Supplied records:
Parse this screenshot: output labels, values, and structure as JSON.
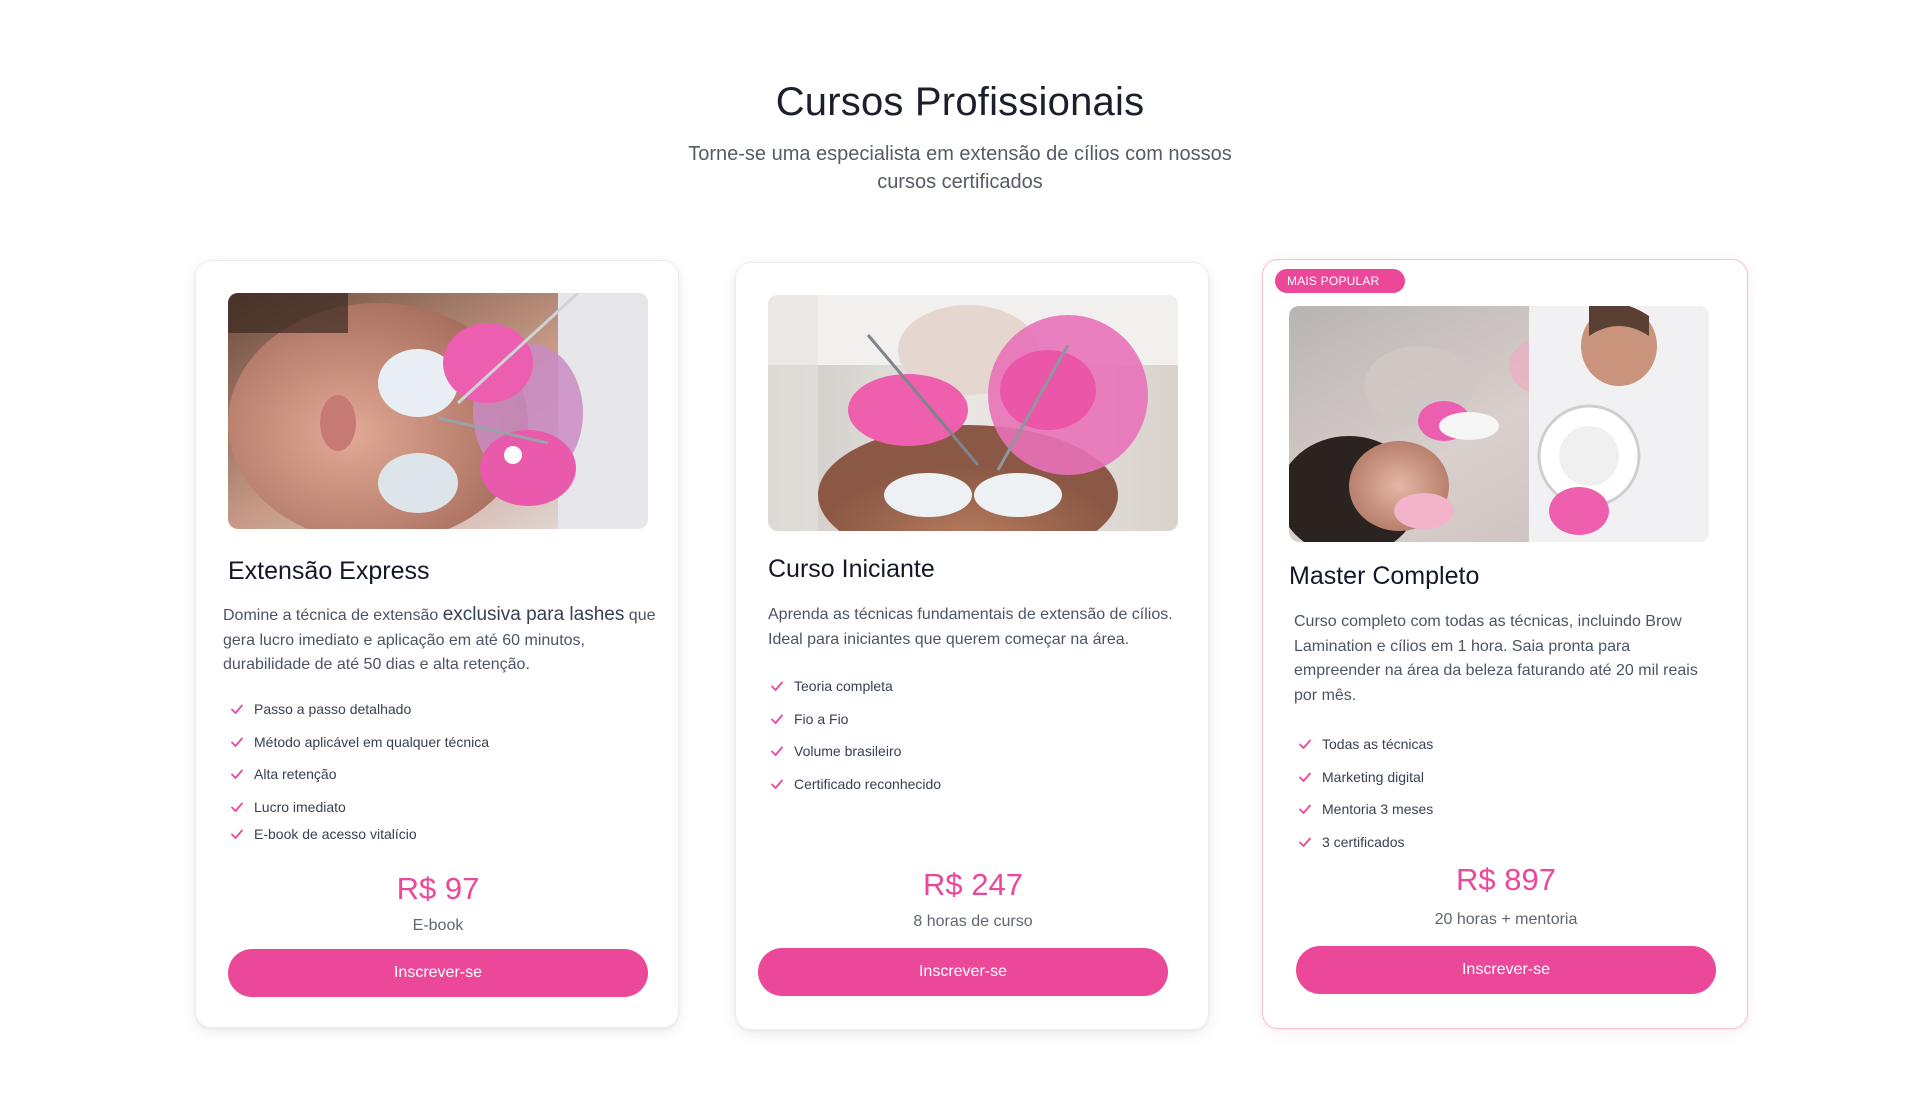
{
  "header": {
    "title": "Cursos Profissionais",
    "subtitle": "Torne-se uma especialista em extensão de cílios com nossos cursos certificados"
  },
  "colors": {
    "accent": "#ec4899",
    "text": "#1f2933",
    "muted": "#4b5563"
  },
  "courses": [
    {
      "title": "Extensão Express",
      "description_start": "Domine a técnica de extensão ",
      "description_accent": "exclusiva para lashes",
      "description_end": " que gera lucro imediato e aplicação em até 60 minutos, durabilidade de até 50 dias e alta retenção.",
      "features": [
        "Passo a passo detalhado",
        "Método aplicável em qualquer técnica",
        "Alta retenção",
        "Lucro imediato",
        "E-book de acesso vitalício"
      ],
      "price": "R$ 97",
      "price_note": "E-book",
      "cta": "Inscrever-se",
      "image_icon": "lash-extension-photo"
    },
    {
      "title": "Curso Iniciante",
      "description": "Aprenda as técnicas fundamentais de extensão de cílios. Ideal para iniciantes que querem começar na área.",
      "features": [
        "Teoria completa",
        "Fio a Fio",
        "Volume brasileiro",
        "Certificado reconhecido"
      ],
      "price": "R$ 247",
      "price_note": "8 horas de curso",
      "cta": "Inscrever-se",
      "image_icon": "lash-procedure-photo"
    },
    {
      "badge": "Mais Popular",
      "title": "Master Completo",
      "description": "Curso completo com todas as técnicas, incluindo Brow Lamination e cílios em 1 hora. Saia pronta para empreender na área da beleza faturando até 20 mil reais por mês.",
      "features": [
        "Todas as técnicas",
        "Marketing digital",
        "Mentoria 3 meses",
        "3 certificados"
      ],
      "price": "R$ 897",
      "price_note": "20 horas + mentoria",
      "cta": "Inscrever-se",
      "image_icon": "brow-lamination-photo"
    }
  ]
}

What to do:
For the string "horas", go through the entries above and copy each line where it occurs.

Task answer:
      "price_note": "8 horas de curso",
      "price_note": "20 horas + mentoria",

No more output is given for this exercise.